Isn’t this what the world and we are doing? A providential project that is still valid today … and today, sooner or later, as the saying goes, we will leave “this impasse” and then, what is next in the post viral world?

2. Open paths in order to heal the wounds of yesterday and today

Then comes the most arduous and difficult task. There is an uncertainty about the future and looking at the future from a human perspective there are many concerns and worries, Yet, just as unexpected as the virus that entered our homes without permission, so also we are challenged to open new paths.
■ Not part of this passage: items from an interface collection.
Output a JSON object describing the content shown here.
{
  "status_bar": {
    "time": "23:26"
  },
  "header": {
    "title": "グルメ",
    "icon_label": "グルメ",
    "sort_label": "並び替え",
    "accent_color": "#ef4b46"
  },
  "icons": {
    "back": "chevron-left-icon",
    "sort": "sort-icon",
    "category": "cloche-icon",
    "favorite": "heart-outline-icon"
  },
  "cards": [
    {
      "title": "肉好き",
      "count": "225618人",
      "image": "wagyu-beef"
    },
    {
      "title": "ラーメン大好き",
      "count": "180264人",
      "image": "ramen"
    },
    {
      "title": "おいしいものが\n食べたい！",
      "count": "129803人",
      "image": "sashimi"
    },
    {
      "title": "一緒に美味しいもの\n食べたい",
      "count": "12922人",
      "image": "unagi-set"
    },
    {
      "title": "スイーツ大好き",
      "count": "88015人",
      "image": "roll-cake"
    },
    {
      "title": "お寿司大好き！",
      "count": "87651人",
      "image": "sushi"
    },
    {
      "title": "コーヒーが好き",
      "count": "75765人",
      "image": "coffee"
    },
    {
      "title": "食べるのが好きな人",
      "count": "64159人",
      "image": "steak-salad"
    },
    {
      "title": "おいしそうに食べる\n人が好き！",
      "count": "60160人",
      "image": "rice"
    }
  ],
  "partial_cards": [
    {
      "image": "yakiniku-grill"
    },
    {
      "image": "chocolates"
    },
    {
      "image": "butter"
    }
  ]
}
We find ourselves in the midst of wounded and assaulted men and women lying on the side of the road that goes from Jerusalem to Jericho (cf. Luke 10:2-37). If we are true sons and daughters of the Good Samaritan of the seventeenth century, we cannot be unfaithful to the legacy that he has given to us and to those who will come after us.

Here are some steps we can take, if we want to continue to walk in the footsteps of Saint Vincent:

• Give me men and women of prayer and they will be able to do anything (CCD:XI:76). We are not entrepreneurs or social workers rather, by vocation, we are members of the Vincentian Family for whom the underlying motivation is the following of Christ, the evangelizer of the poor. Therefore, we proclaim the good news of the gospel knowing that without the Lord we can do nothing (John 10:5).
• On a personal and community level we may have much or little, but we have something. This is the time of open our coffers that contain new and old gems (cf. Matthew 13:52). Like the disciples, we might only have five loaves of bread and two fish, but in the hands of the Lord these are bountifully multiplied (cf. Matthew 14:13-26).

• Since the time of Father Maloney, we have become more aware of the fact that the Vincentian Family transcends the limits of institutions that were directly established by Saint Vincent or institutions that were closer in history and development by the missionaries and daughters. Now is the time of grace to unite and bring together people and initiatives and resources on behalf of those who are poor.

• If we do not make systemic change operative today, then when? Was this not the reality that occurred in Macon and Chatillon-les-Dombes? Was this not the reality that occurred with regard to the establishment of the Federation of the Homeless of Father Norberto Carcellar (a project which he blesses from his heavenly mission) or Akamasoa of Father Pedro Opeka in Madagascar or the “13 Houses Campaign” which is taking place in many parts of the world.

You and I have a path along which we must journey. Yes, now is a time of grace, a time to listen to the voice of the Lord, a time to open our eyes and see what the Lord is asking of us.

Now, with Father Jean-Pierre Renouard, CM., we conclude by imploring the intercession of our Holy Founder who trusted in Divine Providence and was the faithful follower of the will of God:

By: Marlio Nasayó Liévano, CM
Province of Colombia